As some California residents may know, there are times when a will is challenged. The petitioner's reason for doing this is filed in probate court and served on a personal representative or other individuals who may answer the objection to the will within a predefined time limit. The contestant is then able to answer the response in probate court. Understanding the reasons a will is usually challenged and the likelihood of success may be beneficial prior to entering the objection in court.
Challenging a will may be difficult since the court considers a will to be the testator's way of saying what they wish to happen to their property when they are gone. Objections to that are possible, but nearly all wills go through probate unchanged. Objections that may succeed are usually filed by a spouse who claims the testator did not have the mental capacity to write the will. Testamentary ability means an individual must understand the consequences of structuring or changing a will as well as being aware of the property they own and who the beneficiaries are. In addition, if the contestant is able to show that in some way the person who stands to inherit property held undue influence over the testator, the new will may be ruled invalid.
Usually, unless contested, a newer will is held valid over an older one. However, it is important to date the will and sign it in the presence of witnesses. If mistakes occur, the will may be considered invalid.
When a testator decides to either update an existing will or create a new one, the insight of an estate planning attorney may be beneficial. The attorney may ensure that all conditions are satisfied in order to assure the individual's wishes will be carried out.
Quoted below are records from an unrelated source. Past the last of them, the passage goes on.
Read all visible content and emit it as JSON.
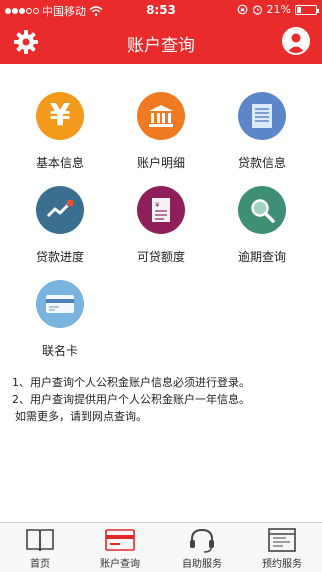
{
  "status_bar": {
    "carrier": "中国移动",
    "time": "8:53",
    "battery": "21%"
  },
  "header": {
    "title": "账户查询",
    "settings_icon": "gear-icon",
    "profile_icon": "user-icon"
  },
  "features": [
    {
      "label": "基本信息",
      "icon": "yen-icon",
      "color": "#f39a1c"
    },
    {
      "label": "账户明细",
      "icon": "bank-icon",
      "color": "#f07a21"
    },
    {
      "label": "贷款信息",
      "icon": "document-icon",
      "color": "#5d86c9"
    },
    {
      "label": "贷款进度",
      "icon": "trend-chart-icon",
      "color": "#3a6f8f"
    },
    {
      "label": "可贷额度",
      "icon": "report-icon",
      "color": "#8e1f5a"
    },
    {
      "label": "逾期查询",
      "icon": "search-icon",
      "color": "#3f8f76"
    },
    {
      "label": "联名卡",
      "icon": "card-icon",
      "color": "#7ab3de"
    }
  ],
  "notes": [
    "1、用户查询个人公积金账户信息必须进行登录。",
    "2、用户查询提供用户个人公积金账户一年信息。",
    "如需更多，请到网点查询。"
  ],
  "bottom_nav": [
    {
      "label": "首页",
      "icon": "book-icon"
    },
    {
      "label": "账户查询",
      "icon": "card-nav-icon",
      "active": true
    },
    {
      "label": "自助服务",
      "icon": "headset-icon"
    },
    {
      "label": "预约服务",
      "icon": "calendar-icon"
    }
  ],
  "colors": {
    "brand_red": "#ea2b2b"
  }
}
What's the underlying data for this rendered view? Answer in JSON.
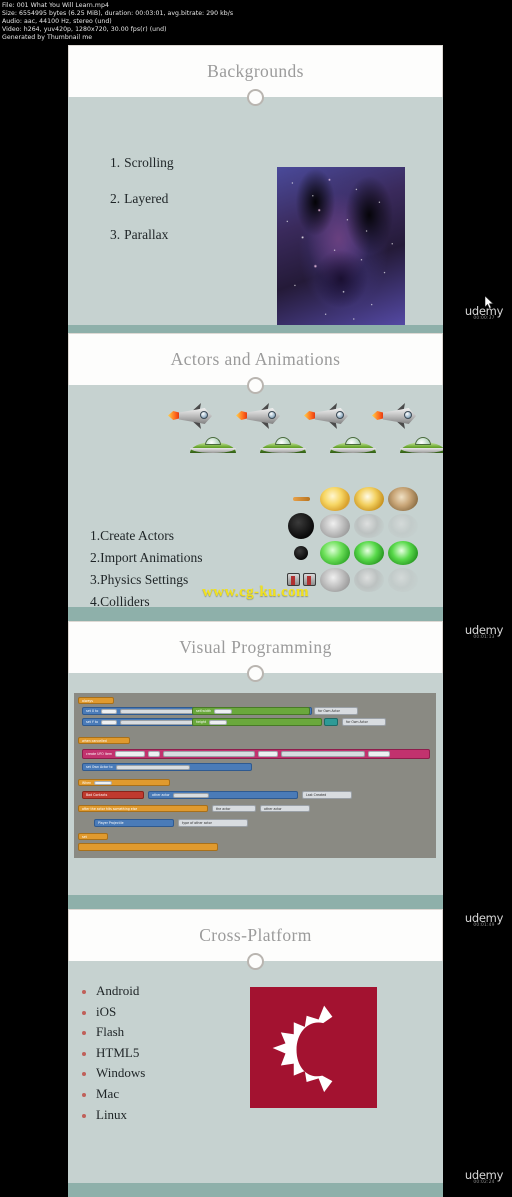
{
  "meta": {
    "lines": [
      "File: 001 What You Will Learn.mp4",
      "Size: 6554995 bytes (6.25 MiB), duration: 00:03:01, avg.bitrate: 290 kb/s",
      "Audio: aac, 44100 Hz, stereo (und)",
      "Video: h264, yuv420p, 1280x720, 30.00 fps(r) (und)",
      "Generated by Thumbnail me"
    ]
  },
  "slides": [
    {
      "title": "Backgrounds",
      "list": [
        {
          "n": "1.",
          "text": "Scrolling"
        },
        {
          "n": "2.",
          "text": "Layered"
        },
        {
          "n": "3.",
          "text": "Parallax"
        }
      ],
      "image_name": "nebula-starfield-background"
    },
    {
      "title": "Actors and Animations",
      "list": [
        {
          "n": "1.",
          "text": "Create Actors"
        },
        {
          "n": "2.",
          "text": "Import Animations"
        },
        {
          "n": "3.",
          "text": "Physics Settings"
        },
        {
          "n": "4.",
          "text": "Colliders"
        }
      ],
      "watermark": "www.cg-ku.com"
    },
    {
      "title": "Visual Programming",
      "blocks": [
        "always",
        "set X to",
        "self.width",
        "self",
        "for Own Actor",
        "set Y to",
        "height",
        "when cancelled",
        "create UFO Item",
        "at",
        "self.width",
        "self",
        "set Own Actor to",
        "Last Created Actor",
        "When",
        "self",
        "killed",
        "Bad Contacts",
        "other actor",
        "Last Created",
        "after the actor hits something else",
        "the actor",
        "other actor",
        "Player Projectile",
        "type of other actor",
        "set"
      ]
    },
    {
      "title": "Cross-Platform",
      "list": [
        "Android",
        "iOS",
        "Flash",
        "HTML5",
        "Windows",
        "Mac",
        "Linux"
      ],
      "logo_name": "construct-logo"
    }
  ],
  "watermarks": [
    {
      "word": "udemy",
      "sub": "00:00:37"
    },
    {
      "word": "udemy",
      "sub": "00:01:13"
    },
    {
      "word": "udemy",
      "sub": "00:01:49"
    },
    {
      "word": "udemy",
      "sub": "00:02:24"
    }
  ],
  "colors": {
    "slide_body": "#c6d2d0",
    "slide_footer": "#8eb0aa",
    "title_text": "#9b9b9b",
    "bullet": "#c0605a",
    "logo_red": "#a31230",
    "watermark_yellow": "#f2e21c"
  }
}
Source: California Law, "Probate Code Section 8250-8254", November 01, 2014